Hall’s Effect experiment

If a magnetic field is applied perpendicular to the flow of current, then a potential is created normal to both that of current and the magnetic field. This effect is called Hall Effect and the generated potential is called Hall potential or Hall voltage.

The Hall effect was discovered in 1879 by Edwin Hall while he was working on his doctoral degree at Johns Hopkins University in Baltimore, Maryland. Eighteen years before the electron was discovered, his measurements of the tiny effect produced in the apparatus he used were an experimental tour de force, published under the name “On a New Action of the Magnet on Electric Currents”.

In the figure, the method for the determination of the nature of charges and their numbers are shown. Let us take a thin and wide strip of metallic conductor. Let the current flow along the length of this strip be ‘I’.

Let this strip be placed in a uniform magnetic field B. The strip is placed in such a way as the direction of the magnetic field is perpendicular to the wide surface of the strip. Suppose, the flow of current is due to the flow of positive charges. We know, charges are deflected by magnetic force when a magnetic field is applied on the moving charges. According to Fleming’s right-hand rule, the force F acts upward of the strip (since charges are positive). But if the charges are negative, the reverse phenomenon will happen. That means the force acts downward of this strip. In this experiment, positive charges will accumulate on the upper face of the strip an equal amount of negative charges will accumulate on the lower face of the strip. An electromotive force will be created due to the accumulation of positive and negative charges on the opposite faces of the strip. Higher potential will be created on the upper face and lower potential on the lower face of the strip. This electromotive force or potential difference created between the two faces is called the Hall emf or Hall voltage. Hall voltage can be measured by a voltmeter (shown in the figure). These accumulated positive and negative charges will create an electric field. Now, due to the electric field electric force will act on the flow of current which will be opposite to the magnetic force.
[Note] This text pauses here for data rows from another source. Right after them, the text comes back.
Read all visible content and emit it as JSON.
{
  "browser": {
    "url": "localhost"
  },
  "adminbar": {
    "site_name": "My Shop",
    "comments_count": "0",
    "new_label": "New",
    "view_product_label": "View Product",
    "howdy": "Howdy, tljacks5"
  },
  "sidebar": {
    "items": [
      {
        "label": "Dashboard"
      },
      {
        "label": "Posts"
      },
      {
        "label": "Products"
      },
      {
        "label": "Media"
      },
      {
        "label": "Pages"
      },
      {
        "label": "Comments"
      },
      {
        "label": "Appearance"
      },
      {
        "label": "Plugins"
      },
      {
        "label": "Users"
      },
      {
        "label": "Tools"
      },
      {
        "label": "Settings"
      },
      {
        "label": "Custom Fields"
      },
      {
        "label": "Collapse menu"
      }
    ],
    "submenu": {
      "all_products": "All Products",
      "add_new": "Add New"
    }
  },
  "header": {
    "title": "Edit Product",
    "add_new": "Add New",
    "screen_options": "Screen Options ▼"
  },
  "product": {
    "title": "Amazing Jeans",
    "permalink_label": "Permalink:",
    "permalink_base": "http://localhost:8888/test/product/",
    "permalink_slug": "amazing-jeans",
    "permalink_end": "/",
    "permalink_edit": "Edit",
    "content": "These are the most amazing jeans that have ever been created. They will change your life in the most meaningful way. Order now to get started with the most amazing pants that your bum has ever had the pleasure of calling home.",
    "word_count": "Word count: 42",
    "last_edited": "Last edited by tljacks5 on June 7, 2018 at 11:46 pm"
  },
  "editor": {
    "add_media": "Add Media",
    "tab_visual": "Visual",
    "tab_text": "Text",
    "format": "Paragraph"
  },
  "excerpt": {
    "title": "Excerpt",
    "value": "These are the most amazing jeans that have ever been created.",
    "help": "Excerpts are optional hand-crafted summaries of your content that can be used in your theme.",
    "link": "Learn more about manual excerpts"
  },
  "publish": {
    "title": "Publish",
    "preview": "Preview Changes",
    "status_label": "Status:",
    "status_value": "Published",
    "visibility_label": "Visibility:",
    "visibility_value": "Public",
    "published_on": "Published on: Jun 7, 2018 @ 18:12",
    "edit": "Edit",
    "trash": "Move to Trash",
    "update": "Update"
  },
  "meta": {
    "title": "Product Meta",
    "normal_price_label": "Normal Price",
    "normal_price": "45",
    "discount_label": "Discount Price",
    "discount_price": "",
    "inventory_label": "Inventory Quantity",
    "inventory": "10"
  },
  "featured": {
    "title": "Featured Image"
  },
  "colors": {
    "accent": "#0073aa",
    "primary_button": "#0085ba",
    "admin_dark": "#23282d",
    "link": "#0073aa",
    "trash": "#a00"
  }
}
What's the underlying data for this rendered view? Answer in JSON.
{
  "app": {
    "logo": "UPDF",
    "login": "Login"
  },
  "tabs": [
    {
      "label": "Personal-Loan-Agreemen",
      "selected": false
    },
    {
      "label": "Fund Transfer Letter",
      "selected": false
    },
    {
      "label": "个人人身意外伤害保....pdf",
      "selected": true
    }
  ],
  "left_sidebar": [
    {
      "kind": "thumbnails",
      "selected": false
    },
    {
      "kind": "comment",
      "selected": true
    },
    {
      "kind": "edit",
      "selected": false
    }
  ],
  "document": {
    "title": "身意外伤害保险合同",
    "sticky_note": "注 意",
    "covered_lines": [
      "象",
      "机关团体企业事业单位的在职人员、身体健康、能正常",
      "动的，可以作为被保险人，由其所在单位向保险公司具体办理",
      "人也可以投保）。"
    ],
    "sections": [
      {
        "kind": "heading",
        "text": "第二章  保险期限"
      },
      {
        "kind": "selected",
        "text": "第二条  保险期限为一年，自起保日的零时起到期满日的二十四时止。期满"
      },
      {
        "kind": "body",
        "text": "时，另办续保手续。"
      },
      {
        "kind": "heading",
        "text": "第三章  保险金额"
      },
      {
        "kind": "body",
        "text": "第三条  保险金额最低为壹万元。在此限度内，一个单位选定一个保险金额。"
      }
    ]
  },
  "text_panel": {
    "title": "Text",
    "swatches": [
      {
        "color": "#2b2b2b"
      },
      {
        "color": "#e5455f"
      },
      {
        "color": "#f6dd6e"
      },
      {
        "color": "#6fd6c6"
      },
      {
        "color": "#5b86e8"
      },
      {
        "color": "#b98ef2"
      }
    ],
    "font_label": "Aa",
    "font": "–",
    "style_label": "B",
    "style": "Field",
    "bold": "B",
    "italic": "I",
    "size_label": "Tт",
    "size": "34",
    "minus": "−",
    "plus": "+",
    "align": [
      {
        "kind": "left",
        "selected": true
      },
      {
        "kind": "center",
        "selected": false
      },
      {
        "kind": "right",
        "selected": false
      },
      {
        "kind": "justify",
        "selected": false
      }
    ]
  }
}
An equilibrium is established when these two forces are equal.

Again, if the current is due to the flow of negative charges, then the direction of the generated Hall emf will be opposite.

From this experiment, both the nature of charges as well as the number of charges can be determined.